When the fish are feeding in the shallower water you probably will not mark these fish on your finder. I believe the boat pushes the shallow fish away from the narrow shallow water cone of your finder so you seldom if ever see them. These fish you find with your fishing pole.

As for flyfishing vs. boat fishing, I love doing both, but fly fishing (i.e. the fishing method itself) is more of an indivudual activity. Even if you go with others you separate for the fishing. Boat fishing is more of a social activity. Each activity has its own rewards.

Good luck!

billfisher

Kranfish
07-13-2008, 12:46 PM
Billfisher,

Thanks for the welcome. *I agree with your comments on fly fishing Vs boat fishing. *Most likely the reason my wife prefers the boat fishing. I have to say that although there is nothing quite like watching a big bow rise to take a fly you have tied yourself, boat fishing has a lot of perks that I am starting to enjoy, one of which is I am a heck of a lot less tired at the end of the day.

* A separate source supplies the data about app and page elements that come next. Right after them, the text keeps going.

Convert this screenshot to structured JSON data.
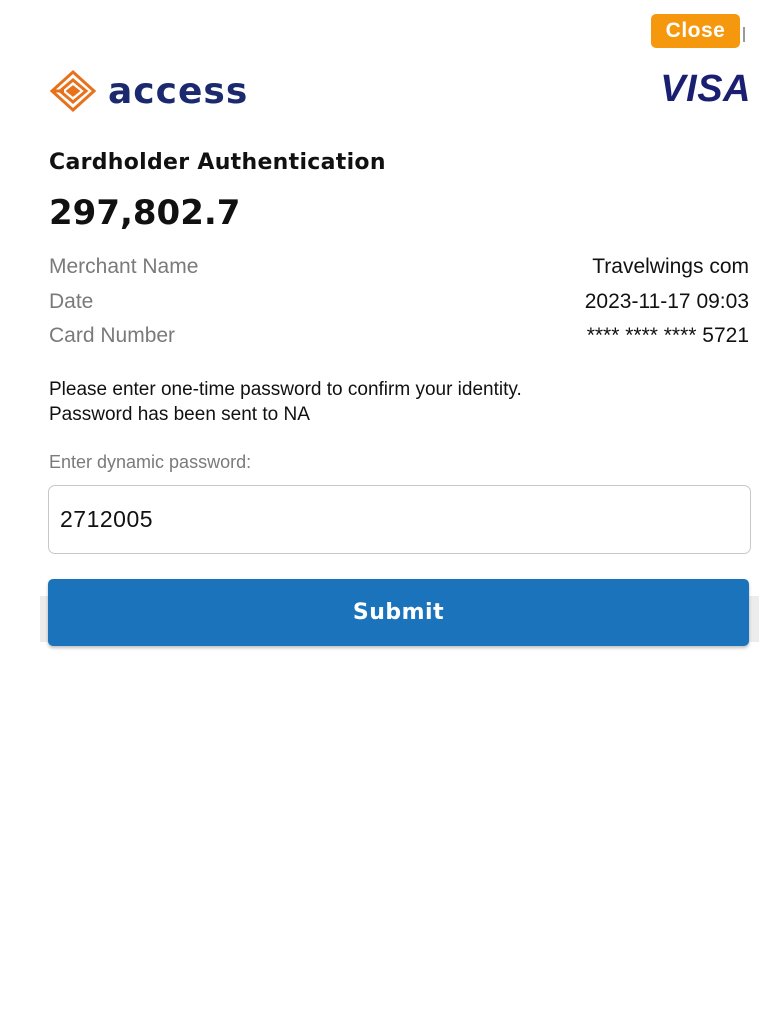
{
  "header": {
    "close_label": "Close",
    "bank_logo_text": "access",
    "card_network_logo_text": "VISA"
  },
  "auth": {
    "title": "Cardholder Authentication",
    "amount": "297,802.7"
  },
  "details": [
    {
      "label": "Merchant Name",
      "value": "Travelwings com"
    },
    {
      "label": "Date",
      "value": "2023-11-17 09:03"
    },
    {
      "label": "Card Number",
      "value": "**** **** **** 5721"
    }
  ],
  "message": {
    "line1": "Please enter one-time password to confirm your identity.",
    "line2": "Password has been sent to NA"
  },
  "password": {
    "label": "Enter dynamic password:",
    "value": "2712005"
  },
  "submit_label": "Submit",
  "colors": {
    "close_button": "#f5980d",
    "submit_button": "#1a73bb",
    "bank_brand_orange": "#e8711c",
    "bank_brand_navy": "#1b2a6e",
    "visa_blue": "#1a1f71"
  }
}
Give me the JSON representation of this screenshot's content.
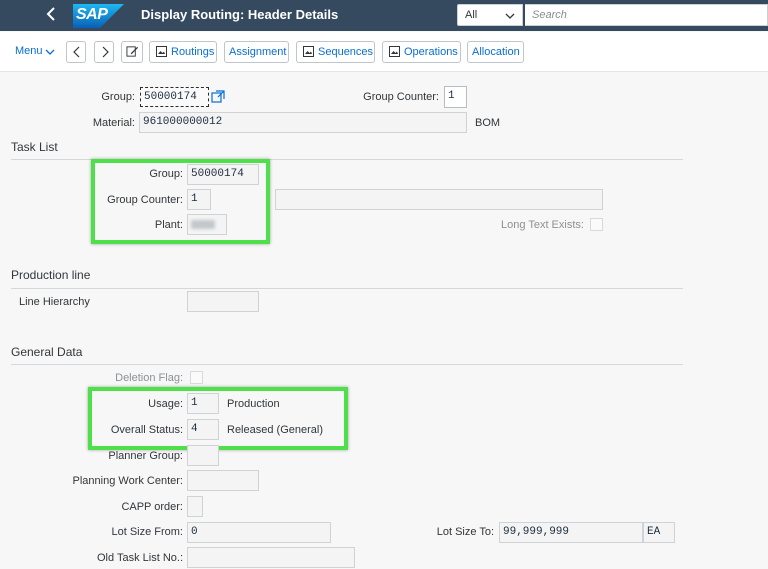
{
  "shell": {
    "title": "Display Routing: Header Details",
    "scope": "All",
    "search_placeholder": "Search",
    "logo_text": "SAP"
  },
  "toolbar": {
    "menu": "Menu",
    "routings": "Routings",
    "assignment": "Assignment",
    "sequences": "Sequences",
    "operations": "Operations",
    "allocation": "Allocation"
  },
  "header": {
    "group_label": "Group:",
    "group_value": "50000174",
    "group_counter_label": "Group Counter:",
    "group_counter_value": "1",
    "material_label": "Material:",
    "material_value": "961000000012",
    "bom": "BOM"
  },
  "task_list": {
    "title": "Task List",
    "group_label": "Group:",
    "group_value": "50000174",
    "group_counter_label": "Group Counter:",
    "group_counter_value": "1",
    "plant_label": "Plant:",
    "long_text_label": "Long Text Exists:"
  },
  "production_line": {
    "title": "Production line",
    "line_hierarchy_label": "Line Hierarchy"
  },
  "general_data": {
    "title": "General Data",
    "deletion_flag_label": "Deletion Flag:",
    "usage_label": "Usage:",
    "usage_value": "1",
    "usage_text": "Production",
    "status_label": "Overall Status:",
    "status_value": "4",
    "status_text": "Released (General)",
    "planner_group_label": "Planner Group:",
    "planning_wc_label": "Planning Work Center:",
    "capp_label": "CAPP order:",
    "lot_from_label": "Lot Size From:",
    "lot_from_value": "0",
    "lot_to_label": "Lot Size To:",
    "lot_to_value": "99,999,999",
    "unit": "EA",
    "old_task_label": "Old Task List No.:"
  },
  "colors": {
    "shell": "#354a5f",
    "accent": "#0a6ed1",
    "highlight": "#4de04a"
  }
}
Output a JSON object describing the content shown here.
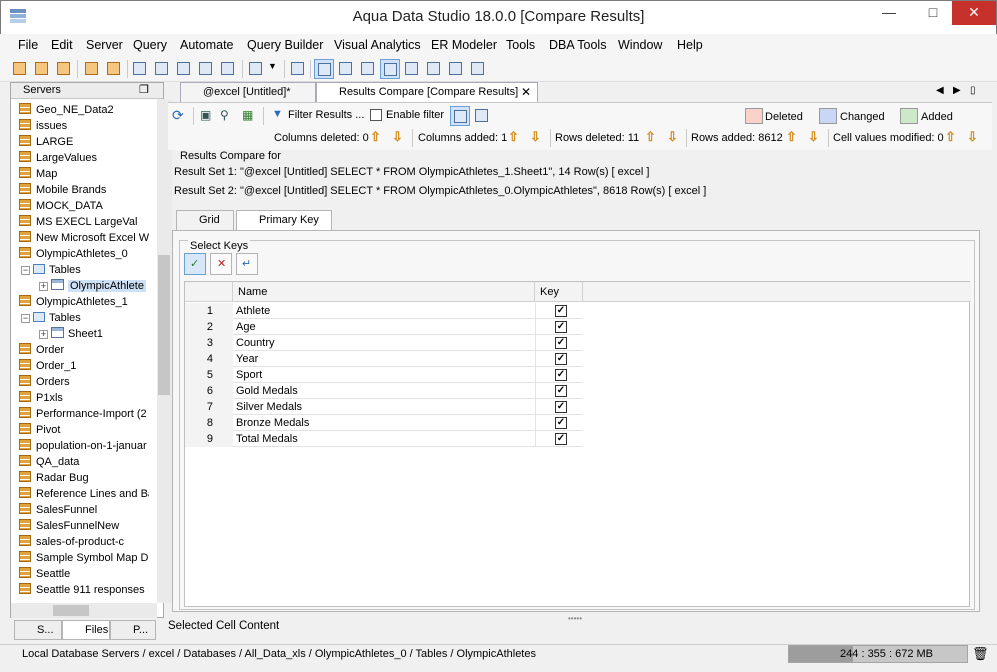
{
  "window": {
    "title": "Aqua Data Studio 18.0.0 [Compare Results]"
  },
  "menu": [
    "File",
    "Edit",
    "Server",
    "Query",
    "Automate",
    "Query Builder",
    "Visual Analytics",
    "ER Modeler",
    "Tools",
    "DBA Tools",
    "Window",
    "Help"
  ],
  "left_panel": {
    "header": "Servers",
    "tree": [
      {
        "label": "Geo_NE_Data2",
        "type": "db",
        "indent": 0
      },
      {
        "label": "issues",
        "type": "db",
        "indent": 0
      },
      {
        "label": "LARGE",
        "type": "db",
        "indent": 0
      },
      {
        "label": "LargeValues",
        "type": "db",
        "indent": 0
      },
      {
        "label": "Map",
        "type": "db",
        "indent": 0
      },
      {
        "label": "Mobile Brands",
        "type": "db",
        "indent": 0
      },
      {
        "label": "MOCK_DATA",
        "type": "db",
        "indent": 0
      },
      {
        "label": "MS EXECL LargeVal",
        "type": "db",
        "indent": 0
      },
      {
        "label": "New Microsoft Excel W",
        "type": "db",
        "indent": 0
      },
      {
        "label": "OlympicAthletes_0",
        "type": "db",
        "indent": 0
      },
      {
        "label": "Tables",
        "type": "folder",
        "indent": 1
      },
      {
        "label": "OlympicAthlete",
        "type": "table",
        "indent": 2,
        "selected": true
      },
      {
        "label": "OlympicAthletes_1",
        "type": "db",
        "indent": 0
      },
      {
        "label": "Tables",
        "type": "folder",
        "indent": 1
      },
      {
        "label": "Sheet1",
        "type": "table",
        "indent": 2
      },
      {
        "label": "Order",
        "type": "db",
        "indent": 0
      },
      {
        "label": "Order_1",
        "type": "db",
        "indent": 0
      },
      {
        "label": "Orders",
        "type": "db",
        "indent": 0
      },
      {
        "label": "P1xls",
        "type": "db",
        "indent": 0
      },
      {
        "label": "Performance-Import (2",
        "type": "db",
        "indent": 0
      },
      {
        "label": "Pivot",
        "type": "db",
        "indent": 0
      },
      {
        "label": "population-on-1-januar",
        "type": "db",
        "indent": 0
      },
      {
        "label": "QA_data",
        "type": "db",
        "indent": 0
      },
      {
        "label": "Radar Bug",
        "type": "db",
        "indent": 0
      },
      {
        "label": "Reference Lines and Ba",
        "type": "db",
        "indent": 0
      },
      {
        "label": "SalesFunnel",
        "type": "db",
        "indent": 0
      },
      {
        "label": "SalesFunnelNew",
        "type": "db",
        "indent": 0
      },
      {
        "label": "sales-of-product-c",
        "type": "db",
        "indent": 0
      },
      {
        "label": "Sample Symbol Map Da",
        "type": "db",
        "indent": 0
      },
      {
        "label": "Seattle",
        "type": "db",
        "indent": 0
      },
      {
        "label": "Seattle 911 responses",
        "type": "db",
        "indent": 0
      }
    ],
    "bottom_tabs": [
      "S...",
      "Files",
      "P..."
    ]
  },
  "doc_tabs": [
    {
      "label": "@excel [Untitled]*"
    },
    {
      "label": "Results Compare [Compare Results]"
    }
  ],
  "compare_toolbar": {
    "filter_label": "Filter Results ...",
    "enable_filter": "Enable filter",
    "legend": [
      {
        "label": "Deleted",
        "color": "#f9d2c9"
      },
      {
        "label": "Changed",
        "color": "#c9d6f5"
      },
      {
        "label": "Added",
        "color": "#cde8c9"
      }
    ],
    "columns_deleted": "Columns deleted: 0",
    "columns_added": "Columns added: 1",
    "rows_deleted": "Rows deleted: 11",
    "rows_added": "Rows added: 8612",
    "cell_values_modified": "Cell values modified: 0"
  },
  "results": {
    "heading": "Results Compare for",
    "set1": "Result Set 1: \"@excel [Untitled] SELECT * FROM OlympicAthletes_1.Sheet1\", 14 Row(s)  [ excel ]",
    "set2": "Result Set 2: \"@excel [Untitled] SELECT * FROM OlympicAthletes_0.OlympicAthletes\", 8618 Row(s)  [ excel ]"
  },
  "sub_tabs": [
    "Grid",
    "Primary Key"
  ],
  "primary_key": {
    "group_title": "Select Keys",
    "col_name": "Name",
    "col_key": "Key",
    "rows": [
      {
        "n": "1",
        "name": "Athlete",
        "key": true
      },
      {
        "n": "2",
        "name": "Age",
        "key": true
      },
      {
        "n": "3",
        "name": "Country",
        "key": true
      },
      {
        "n": "4",
        "name": "Year",
        "key": true
      },
      {
        "n": "5",
        "name": "Sport",
        "key": true
      },
      {
        "n": "6",
        "name": "Gold Medals",
        "key": true
      },
      {
        "n": "7",
        "name": "Silver Medals",
        "key": true
      },
      {
        "n": "8",
        "name": "Bronze Medals",
        "key": true
      },
      {
        "n": "9",
        "name": "Total Medals",
        "key": true
      }
    ]
  },
  "footer_label": "Selected Cell Content",
  "status": {
    "path": "Local Database Servers / excel / Databases / All_Data_xls / OlympicAthletes_0 / Tables / OlympicAthletes",
    "memory": "244 : 355 : 672 MB",
    "memory_used_fraction": 0.36
  }
}
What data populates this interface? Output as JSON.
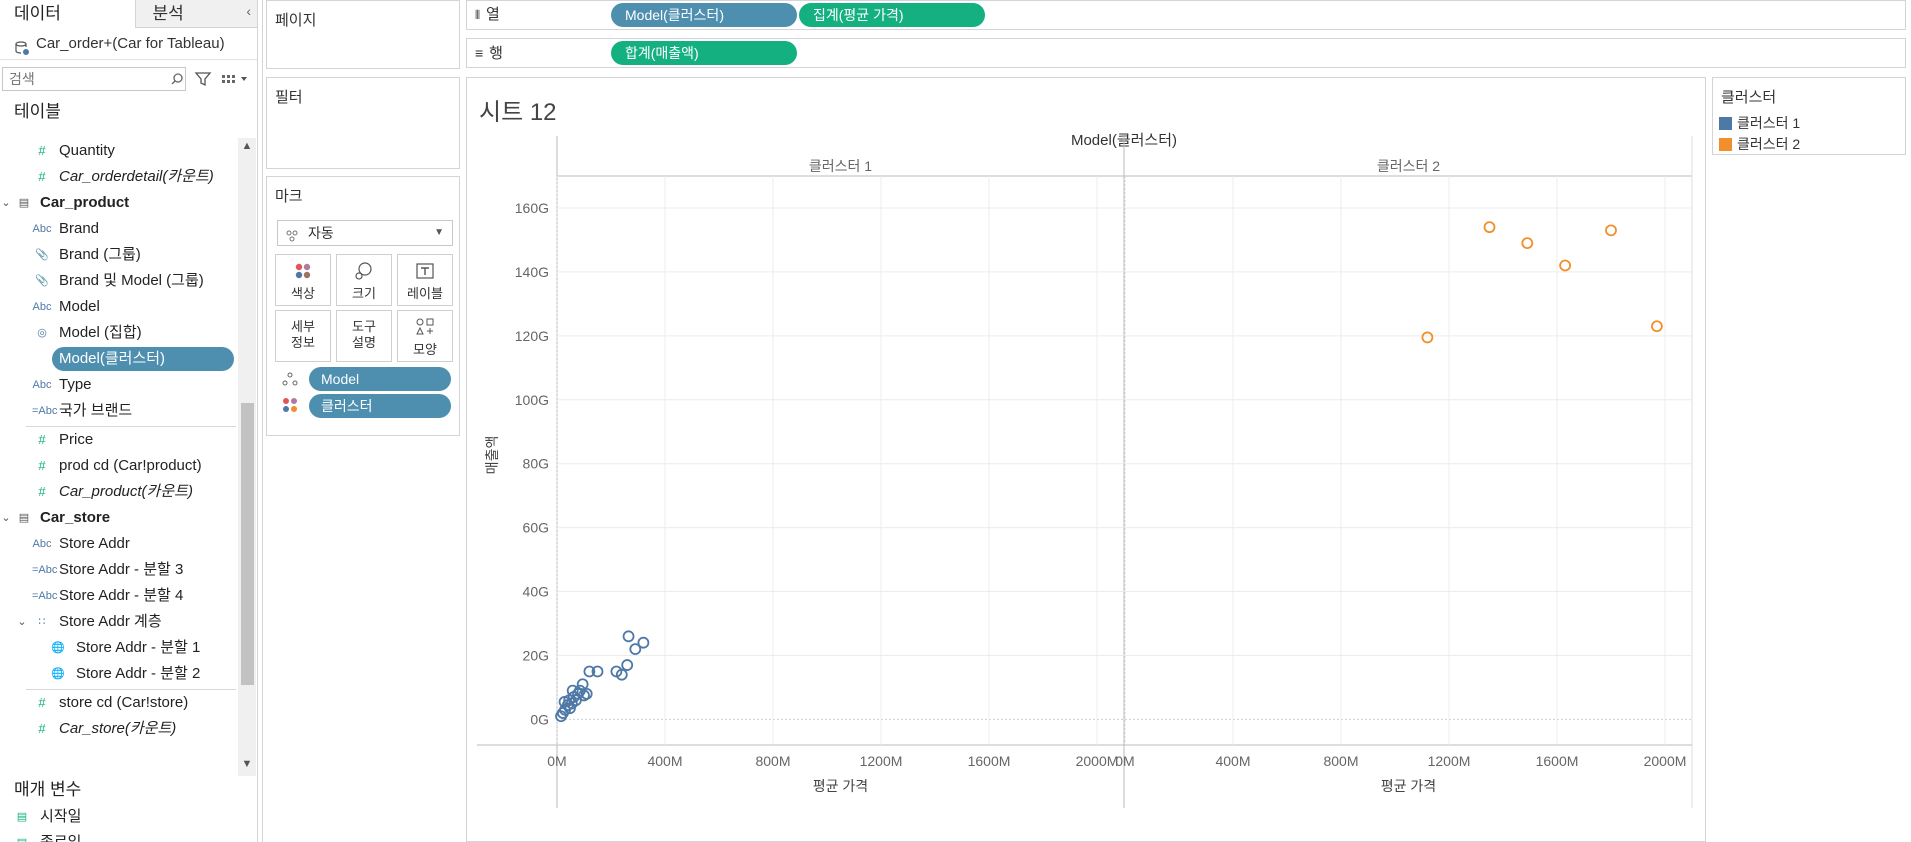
{
  "left_pane": {
    "tabs": [
      "데이터",
      "분석"
    ],
    "datasource": "Car_order+(Car for Tableau)",
    "search_placeholder": "검색",
    "tables_header": "테이블",
    "params_header": "매개 변수",
    "fields": [
      {
        "icon": "measure",
        "label": "Quantity",
        "indent": 1
      },
      {
        "icon": "measure",
        "label": "Car_orderdetail(카운트)",
        "indent": 1,
        "italic": true
      },
      {
        "icon": "table",
        "label": "Car_product",
        "indent": 0,
        "table": true
      },
      {
        "icon": "abc",
        "label": "Brand",
        "indent": 1
      },
      {
        "icon": "group",
        "label": "Brand (그룹)",
        "indent": 1
      },
      {
        "icon": "group",
        "label": "Brand 및 Model (그룹)",
        "indent": 1
      },
      {
        "icon": "abc",
        "label": "Model",
        "indent": 1
      },
      {
        "icon": "set",
        "label": "Model (집합)",
        "indent": 1
      },
      {
        "icon": "cluster",
        "label": "Model(클러스터)",
        "indent": 1,
        "selected": true
      },
      {
        "icon": "abc",
        "label": "Type",
        "indent": 1
      },
      {
        "icon": "calc-abc",
        "label": "국가 브랜드",
        "indent": 1,
        "divider_after": true
      },
      {
        "icon": "measure",
        "label": "Price",
        "indent": 1
      },
      {
        "icon": "measure",
        "label": "prod cd (Car!product)",
        "indent": 1
      },
      {
        "icon": "measure",
        "label": "Car_product(카운트)",
        "indent": 1,
        "italic": true
      },
      {
        "icon": "table",
        "label": "Car_store",
        "indent": 0,
        "table": true
      },
      {
        "icon": "abc",
        "label": "Store Addr",
        "indent": 1
      },
      {
        "icon": "calc-abc",
        "label": "Store Addr - 분할 3",
        "indent": 1
      },
      {
        "icon": "calc-abc",
        "label": "Store Addr - 분할 4",
        "indent": 1
      },
      {
        "icon": "hierarchy",
        "label": "Store Addr 계층",
        "indent": 1,
        "expand": true
      },
      {
        "icon": "geo",
        "label": "Store Addr - 분할 1",
        "indent": 2
      },
      {
        "icon": "geo",
        "label": "Store Addr - 분할 2",
        "indent": 2,
        "divider_after": true
      },
      {
        "icon": "measure",
        "label": "store cd (Car!store)",
        "indent": 1
      },
      {
        "icon": "measure",
        "label": "Car_store(카운트)",
        "indent": 1,
        "italic": true
      }
    ],
    "params": [
      {
        "icon": "calendar",
        "label": "시작일"
      },
      {
        "icon": "calendar",
        "label": "종료일"
      }
    ]
  },
  "cards": {
    "pages": "페이지",
    "filters": "필터",
    "marks": "마크",
    "mark_type": "자동",
    "buttons": [
      "색상",
      "크기",
      "레이블",
      "세부\n정보",
      "도구\n설명",
      "모양"
    ],
    "mark_fields": [
      {
        "icon": "detail",
        "label": "Model"
      },
      {
        "icon": "color",
        "label": "클러스터"
      }
    ]
  },
  "shelves": {
    "columns_label": "열",
    "rows_label": "행",
    "columns": [
      {
        "label": "Model(클러스터)",
        "color": "#4e8fb0"
      },
      {
        "label": "집계(평균 가격)",
        "color": "#14b07f"
      }
    ],
    "rows": [
      {
        "label": "합계(매출액)",
        "color": "#14b07f"
      }
    ]
  },
  "sheet_title": "시트 12",
  "legend": {
    "title": "클러스터",
    "items": [
      {
        "label": "클러스터 1",
        "color": "#4e79a7"
      },
      {
        "label": "클러스터 2",
        "color": "#f28e2b"
      }
    ]
  },
  "chart_data": {
    "type": "scatter",
    "header": "Model(클러스터)",
    "panes": [
      "클러스터 1",
      "클러스터 2"
    ],
    "xlabel": "평균 가격",
    "ylabel": "매출액",
    "x_ticks": [
      "0M",
      "400M",
      "800M",
      "1200M",
      "1600M",
      "2000M"
    ],
    "y_ticks": [
      "0G",
      "20G",
      "40G",
      "60G",
      "80G",
      "100G",
      "120G",
      "140G",
      "160G"
    ],
    "xlim": [
      0,
      2100
    ],
    "ylim": [
      -8,
      170
    ],
    "x_unit": "M",
    "y_unit": "G",
    "series": [
      {
        "name": "클러스터 1",
        "color": "#4e79a7",
        "pane": 0,
        "points": [
          [
            15,
            1
          ],
          [
            22,
            2
          ],
          [
            30,
            3
          ],
          [
            40,
            4.5
          ],
          [
            48,
            3.5
          ],
          [
            55,
            5
          ],
          [
            62,
            7
          ],
          [
            70,
            6
          ],
          [
            78,
            8
          ],
          [
            85,
            9
          ],
          [
            95,
            11
          ],
          [
            100,
            7.5
          ],
          [
            58,
            9
          ],
          [
            45,
            6
          ],
          [
            28,
            5.5
          ],
          [
            110,
            8
          ],
          [
            120,
            15
          ],
          [
            150,
            15
          ],
          [
            220,
            15
          ],
          [
            240,
            14
          ],
          [
            260,
            17
          ],
          [
            290,
            22
          ],
          [
            320,
            24
          ],
          [
            265,
            26
          ]
        ]
      },
      {
        "name": "클러스터 2",
        "color": "#f28e2b",
        "pane": 1,
        "points": [
          [
            1120,
            119.5
          ],
          [
            1350,
            154
          ],
          [
            1490,
            149
          ],
          [
            1630,
            142
          ],
          [
            1800,
            153
          ],
          [
            1970,
            123
          ]
        ]
      }
    ]
  }
}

I did get a second rod stamp this year when I got my license, and intend on using it quite a bit. *If my wife continues to go out with me I will probably get her a second rod stamp after I pick up a downrigger or two so as to be able to cover more water. *I guess I am just going to have to accept the fact that there is going to be a learning curve associated with fishing from a boat (other than a float tube) that I am going to have to get over. *My hopes are that this site along with its experienced members will help me get over that curve sooner rather than later.

I am sure one of the problems I encountered was that most of the articles I read on the net in regards to trolling for trout (before I found this site), had to do with trolling for lake trout on the great lakes. Thatís where the water temp range I mentions came from.

If any of you long time members are sympathetic to my plight, and would like to pass their knowledge on to a rookie who is a fast and willing learner, please let me know. *I am open to tutelage, comments, criticism, or hands on training.

Thanks again

ReelJerks
07-14-2008, 06:27 AM
Welcome to the neighborhood Kranfish. I'll suggest, if your wife likes to drive while trolling, that you fashion a small platform in the front of your boat. You troll at such low speeds that manipulating a fly rod from the front would be a cinch. In our early years together my son liked to toss spinners while I trolled. No problems and we both caught fishies.

Stick around. You'll like the group here.
Edd